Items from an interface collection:
* * *

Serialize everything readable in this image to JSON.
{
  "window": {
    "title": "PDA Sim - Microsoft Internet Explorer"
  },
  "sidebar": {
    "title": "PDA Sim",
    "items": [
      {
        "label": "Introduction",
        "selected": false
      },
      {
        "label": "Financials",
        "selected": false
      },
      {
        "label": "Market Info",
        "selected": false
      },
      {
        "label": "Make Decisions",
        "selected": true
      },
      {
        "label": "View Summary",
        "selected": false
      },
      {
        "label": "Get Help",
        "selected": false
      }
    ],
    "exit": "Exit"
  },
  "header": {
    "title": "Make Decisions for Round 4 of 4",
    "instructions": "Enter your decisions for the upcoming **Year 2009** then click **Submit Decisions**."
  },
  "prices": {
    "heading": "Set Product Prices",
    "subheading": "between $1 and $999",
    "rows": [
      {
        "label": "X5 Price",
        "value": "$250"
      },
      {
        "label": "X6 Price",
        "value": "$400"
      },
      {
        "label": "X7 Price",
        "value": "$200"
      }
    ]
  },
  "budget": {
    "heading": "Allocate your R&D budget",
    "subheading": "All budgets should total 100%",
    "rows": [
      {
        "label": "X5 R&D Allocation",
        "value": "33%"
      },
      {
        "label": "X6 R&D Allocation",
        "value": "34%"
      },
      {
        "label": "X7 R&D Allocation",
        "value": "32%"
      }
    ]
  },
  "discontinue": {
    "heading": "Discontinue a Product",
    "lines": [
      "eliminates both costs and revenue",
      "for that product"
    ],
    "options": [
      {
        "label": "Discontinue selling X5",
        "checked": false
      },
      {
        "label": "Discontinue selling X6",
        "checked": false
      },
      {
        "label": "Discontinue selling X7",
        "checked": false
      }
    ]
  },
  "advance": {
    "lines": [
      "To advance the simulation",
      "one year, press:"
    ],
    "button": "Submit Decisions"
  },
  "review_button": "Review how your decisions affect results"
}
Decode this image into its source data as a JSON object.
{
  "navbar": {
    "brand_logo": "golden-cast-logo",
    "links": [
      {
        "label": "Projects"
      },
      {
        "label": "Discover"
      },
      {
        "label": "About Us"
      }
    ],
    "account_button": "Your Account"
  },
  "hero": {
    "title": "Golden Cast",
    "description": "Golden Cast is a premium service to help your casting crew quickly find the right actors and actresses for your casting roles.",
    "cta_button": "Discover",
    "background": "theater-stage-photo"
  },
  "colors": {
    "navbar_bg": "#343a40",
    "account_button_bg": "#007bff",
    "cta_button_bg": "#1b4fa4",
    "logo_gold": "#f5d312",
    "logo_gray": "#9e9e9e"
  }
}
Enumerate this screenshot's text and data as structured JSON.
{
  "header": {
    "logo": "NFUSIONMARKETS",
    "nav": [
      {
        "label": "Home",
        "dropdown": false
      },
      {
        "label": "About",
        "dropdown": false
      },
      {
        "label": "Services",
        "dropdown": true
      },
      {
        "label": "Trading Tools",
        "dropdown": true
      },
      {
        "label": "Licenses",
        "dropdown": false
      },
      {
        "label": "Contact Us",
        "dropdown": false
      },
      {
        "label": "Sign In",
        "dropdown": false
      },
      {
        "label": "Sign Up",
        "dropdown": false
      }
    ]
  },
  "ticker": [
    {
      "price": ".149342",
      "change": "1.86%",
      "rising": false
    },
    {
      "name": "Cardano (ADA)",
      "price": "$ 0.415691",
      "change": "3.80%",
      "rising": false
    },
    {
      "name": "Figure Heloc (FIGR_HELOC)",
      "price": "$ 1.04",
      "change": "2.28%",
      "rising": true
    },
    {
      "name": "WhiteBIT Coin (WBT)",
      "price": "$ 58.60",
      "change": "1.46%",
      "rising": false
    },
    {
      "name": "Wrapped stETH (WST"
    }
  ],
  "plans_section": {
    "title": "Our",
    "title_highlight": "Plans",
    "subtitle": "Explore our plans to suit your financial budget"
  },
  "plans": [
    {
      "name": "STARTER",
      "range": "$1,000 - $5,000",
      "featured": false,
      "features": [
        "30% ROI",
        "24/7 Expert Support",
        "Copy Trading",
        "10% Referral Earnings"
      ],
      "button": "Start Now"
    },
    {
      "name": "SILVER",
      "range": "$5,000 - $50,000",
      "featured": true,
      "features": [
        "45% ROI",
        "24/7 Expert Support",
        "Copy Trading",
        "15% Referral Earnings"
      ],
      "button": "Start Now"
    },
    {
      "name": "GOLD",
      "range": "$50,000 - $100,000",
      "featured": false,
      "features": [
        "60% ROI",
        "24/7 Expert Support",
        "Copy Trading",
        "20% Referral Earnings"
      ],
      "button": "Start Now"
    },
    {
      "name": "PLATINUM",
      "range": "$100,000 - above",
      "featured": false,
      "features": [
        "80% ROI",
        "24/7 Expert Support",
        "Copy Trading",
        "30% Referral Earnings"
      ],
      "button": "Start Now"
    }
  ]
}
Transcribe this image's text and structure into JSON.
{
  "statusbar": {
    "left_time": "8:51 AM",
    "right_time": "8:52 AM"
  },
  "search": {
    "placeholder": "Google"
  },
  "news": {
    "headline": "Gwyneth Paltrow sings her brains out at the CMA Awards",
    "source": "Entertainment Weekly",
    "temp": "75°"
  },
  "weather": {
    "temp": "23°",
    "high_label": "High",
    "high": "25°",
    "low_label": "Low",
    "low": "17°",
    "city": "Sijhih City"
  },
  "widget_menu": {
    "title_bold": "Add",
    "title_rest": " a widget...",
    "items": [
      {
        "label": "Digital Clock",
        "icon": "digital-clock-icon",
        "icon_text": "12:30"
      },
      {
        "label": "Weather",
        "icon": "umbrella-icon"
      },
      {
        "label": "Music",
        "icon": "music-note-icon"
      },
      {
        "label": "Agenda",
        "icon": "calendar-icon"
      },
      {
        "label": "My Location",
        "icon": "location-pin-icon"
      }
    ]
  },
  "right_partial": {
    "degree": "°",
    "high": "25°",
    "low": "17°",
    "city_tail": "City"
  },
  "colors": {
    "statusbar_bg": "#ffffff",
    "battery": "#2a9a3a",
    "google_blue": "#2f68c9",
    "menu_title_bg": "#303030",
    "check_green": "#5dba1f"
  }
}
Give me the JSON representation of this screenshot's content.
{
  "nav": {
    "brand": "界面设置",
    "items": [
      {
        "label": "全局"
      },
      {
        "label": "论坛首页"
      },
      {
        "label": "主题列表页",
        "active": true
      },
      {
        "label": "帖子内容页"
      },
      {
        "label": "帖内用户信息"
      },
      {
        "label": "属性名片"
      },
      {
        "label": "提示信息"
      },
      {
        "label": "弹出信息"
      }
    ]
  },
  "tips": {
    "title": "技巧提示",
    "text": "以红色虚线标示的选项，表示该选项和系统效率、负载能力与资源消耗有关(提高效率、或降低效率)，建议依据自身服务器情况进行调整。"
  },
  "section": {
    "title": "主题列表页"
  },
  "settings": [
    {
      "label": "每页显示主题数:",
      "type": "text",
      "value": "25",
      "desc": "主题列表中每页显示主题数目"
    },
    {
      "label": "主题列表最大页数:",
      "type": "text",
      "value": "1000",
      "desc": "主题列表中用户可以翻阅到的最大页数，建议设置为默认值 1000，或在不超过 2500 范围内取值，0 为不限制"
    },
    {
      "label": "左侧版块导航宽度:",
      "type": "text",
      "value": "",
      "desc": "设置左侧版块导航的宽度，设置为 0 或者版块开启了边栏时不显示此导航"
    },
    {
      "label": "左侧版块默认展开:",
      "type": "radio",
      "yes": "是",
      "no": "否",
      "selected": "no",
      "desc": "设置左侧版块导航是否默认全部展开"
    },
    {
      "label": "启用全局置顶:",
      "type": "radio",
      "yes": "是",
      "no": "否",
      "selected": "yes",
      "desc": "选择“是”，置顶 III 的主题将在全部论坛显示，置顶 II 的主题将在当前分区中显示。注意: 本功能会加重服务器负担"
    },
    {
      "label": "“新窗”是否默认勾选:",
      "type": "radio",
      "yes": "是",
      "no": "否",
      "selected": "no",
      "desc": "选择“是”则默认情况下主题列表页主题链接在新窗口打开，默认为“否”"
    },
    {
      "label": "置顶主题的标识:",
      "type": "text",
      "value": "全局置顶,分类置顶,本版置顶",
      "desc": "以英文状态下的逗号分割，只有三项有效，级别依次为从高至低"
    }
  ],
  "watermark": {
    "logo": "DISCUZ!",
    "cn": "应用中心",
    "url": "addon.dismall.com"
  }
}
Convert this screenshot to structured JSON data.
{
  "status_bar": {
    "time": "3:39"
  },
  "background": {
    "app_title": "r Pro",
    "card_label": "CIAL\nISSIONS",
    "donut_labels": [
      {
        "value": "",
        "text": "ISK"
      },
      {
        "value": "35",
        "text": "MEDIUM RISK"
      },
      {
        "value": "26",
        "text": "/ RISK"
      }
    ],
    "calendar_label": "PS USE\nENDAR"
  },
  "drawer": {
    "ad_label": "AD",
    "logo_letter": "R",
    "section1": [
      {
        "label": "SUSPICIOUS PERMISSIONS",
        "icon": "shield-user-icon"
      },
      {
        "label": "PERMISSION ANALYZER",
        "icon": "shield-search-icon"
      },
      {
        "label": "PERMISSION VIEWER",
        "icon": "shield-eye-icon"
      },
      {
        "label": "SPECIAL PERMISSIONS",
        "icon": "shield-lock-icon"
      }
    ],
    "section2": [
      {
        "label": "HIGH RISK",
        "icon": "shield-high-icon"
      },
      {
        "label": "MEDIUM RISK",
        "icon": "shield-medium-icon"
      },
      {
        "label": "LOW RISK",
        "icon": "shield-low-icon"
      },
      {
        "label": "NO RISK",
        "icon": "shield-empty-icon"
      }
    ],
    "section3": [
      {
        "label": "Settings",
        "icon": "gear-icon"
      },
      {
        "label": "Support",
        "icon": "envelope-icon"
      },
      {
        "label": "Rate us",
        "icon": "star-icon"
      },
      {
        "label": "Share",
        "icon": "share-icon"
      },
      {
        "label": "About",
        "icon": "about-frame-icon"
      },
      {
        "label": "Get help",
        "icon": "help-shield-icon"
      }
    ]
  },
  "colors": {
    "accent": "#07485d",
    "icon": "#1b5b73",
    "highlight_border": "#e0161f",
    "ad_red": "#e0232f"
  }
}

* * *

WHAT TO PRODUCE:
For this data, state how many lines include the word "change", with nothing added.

TASK SOLUTION:
4